Geometry Difference between Messenger and Kilo TT...
Hey all, I'm planning a purchase soon, and am currently torn between two bikes. Initially I wanted the messenger, as it comes with two brakes and is the same price as the Kilo TT, but after some thought, and watching some track racing, I realized I might actually want to race at some point, and the supposedly more "track" geometry of the Kilo TT brought me to that bike.
A post on another thread provoked some deeper thought, and I'd like other opinions:
Originally Posted by K_phomma
"The windsor is a road geo
Kilo is a track geo"
Most people on this forum (mis)judge the handling of a bike by how "steep" and "tight" it looks, but looks can be decieving.

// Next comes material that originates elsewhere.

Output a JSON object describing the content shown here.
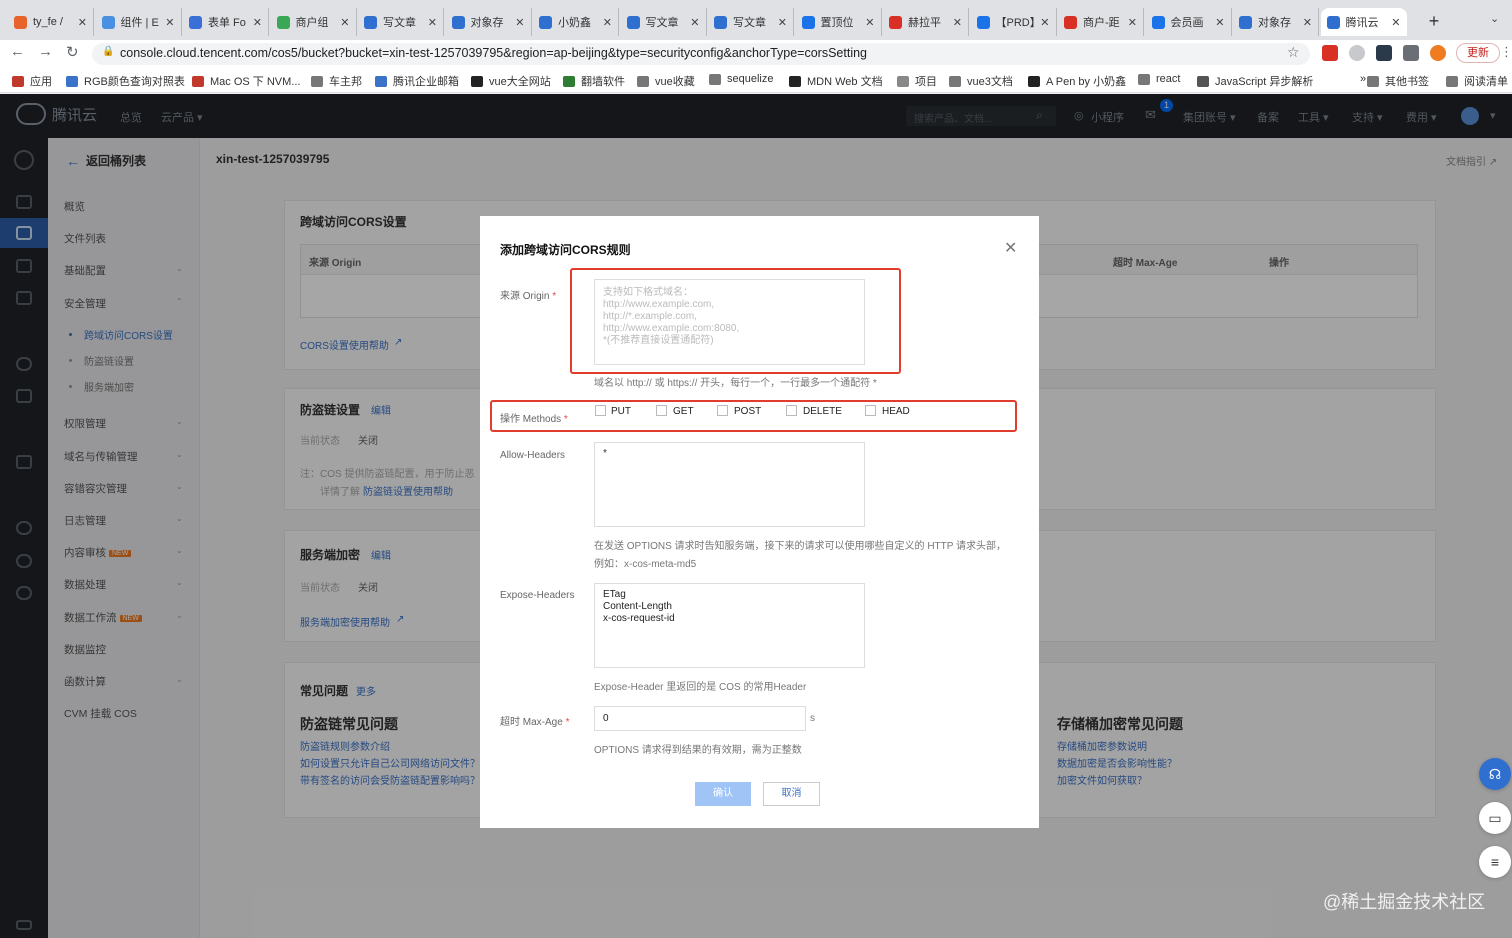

Assuming the provided geometry charts for these bikes are correct, the Hour and Kilo TT frames have very similar geometry. See for yourself. The headtube angle of the Kilo TT ranges from 72-73.5 degrees. Thats hardly "track". The larger sizes of the Hour have a 75 degree HT angle, so if steep headtube angles are "track geo", the largest Hour frames are the most "track geo".
The fork rake (offset) for the Hour is not provided, so its hard to judge exactly how this bikes handles. However the Kilo TT fork has 40mm of rake for all but the smallest size. Thats not much rake for a road-like geometry frame, and I suspect they did it to make the bike look tighter. But this combo of frame and fork is actually going to result in more trail than is typical for either a road bike or a track bike, thus giving the Kilo TT more sluggish handling than even most road bikes. LOL. Track-bike indeed.
Does the geometry make that much difference in the real world?
The geometries of these cheap Bikesdirect entries do not appear to be very different, that is if the geometry charts are accurate. The geometries vary more between sizes than they do between models. For a beginner, the subtle handling difference between two similar bikes isn't going to mean much, if you can even really feel the difference at all. As you gain experience, geometry differences may become more apparent and more relevant to how you choose a bike. By the time you reach that point, if ever, you will have no doubt moved way way beyond wanting to buy and ride cheap bikesdirect bikes.
To summarize...the differences appear to be minor and to most recreational cyclists aren't going to amount to significant real-world differences in how these bikes ride. For a beginner, any of these bikes will do fine on the road or track.